═══ Study material ═══

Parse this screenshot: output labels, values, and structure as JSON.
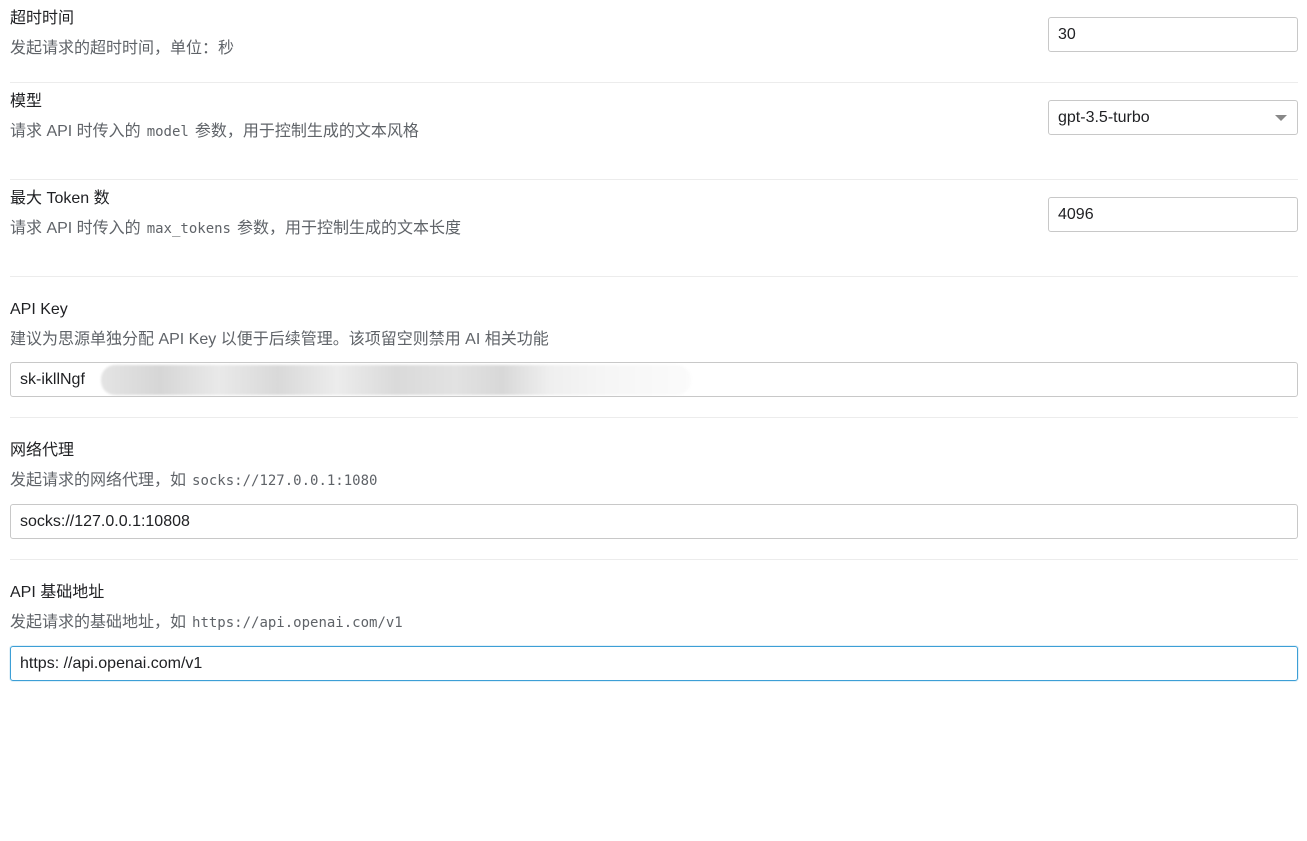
{
  "timeout": {
    "title": "超时时间",
    "desc": "发起请求的超时时间，单位：秒",
    "value": "30"
  },
  "model": {
    "title": "模型",
    "desc_prefix": "请求 API 时传入的",
    "desc_code": "model",
    "desc_suffix": "参数，用于控制生成的文本风格",
    "value": "gpt-3.5-turbo"
  },
  "max_tokens": {
    "title": "最大 Token 数",
    "desc_prefix": "请求 API 时传入的",
    "desc_code": "max_tokens",
    "desc_suffix": "参数，用于控制生成的文本长度",
    "value": "4096"
  },
  "api_key": {
    "title": "API Key",
    "desc": "建议为思源单独分配 API Key 以便于后续管理。该项留空则禁用 AI 相关功能",
    "value": "sk-ikllNgf"
  },
  "proxy": {
    "title": "网络代理",
    "desc_prefix": "发起请求的网络代理，如",
    "desc_code": "socks://127.0.0.1:1080",
    "value": "socks://127.0.0.1:10808"
  },
  "base_url": {
    "title": "API 基础地址",
    "desc_prefix": "发起请求的基础地址，如",
    "desc_code": "https://api.openai.com/v1",
    "value": "https: //api.openai.com/v1"
  }
}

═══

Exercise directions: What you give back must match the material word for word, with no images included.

Answer to this problem:
Parse this screenshot: output labels, values, and structure as JSON.
{
  "timeout": {
    "title": "超时时间",
    "desc": "发起请求的超时时间，单位：秒",
    "value": "30"
  },
  "model": {
    "title": "模型",
    "desc_prefix": "请求 API 时传入的",
    "desc_code": "model",
    "desc_suffix": "参数，用于控制生成的文本风格",
    "value": "gpt-3.5-turbo"
  },
  "max_tokens": {
    "title": "最大 Token 数",
    "desc_prefix": "请求 API 时传入的",
    "desc_code": "max_tokens",
    "desc_suffix": "参数，用于控制生成的文本长度",
    "value": "4096"
  },
  "api_key": {
    "title": "API Key",
    "desc": "建议为思源单独分配 API Key 以便于后续管理。该项留空则禁用 AI 相关功能",
    "value": "sk-ikllNgf"
  },
  "proxy": {
    "title": "网络代理",
    "desc_prefix": "发起请求的网络代理，如",
    "desc_code": "socks://127.0.0.1:1080",
    "value": "socks://127.0.0.1:10808"
  },
  "base_url": {
    "title": "API 基础地址",
    "desc_prefix": "发起请求的基础地址，如",
    "desc_code": "https://api.openai.com/v1",
    "value": "https: //api.openai.com/v1"
  }
}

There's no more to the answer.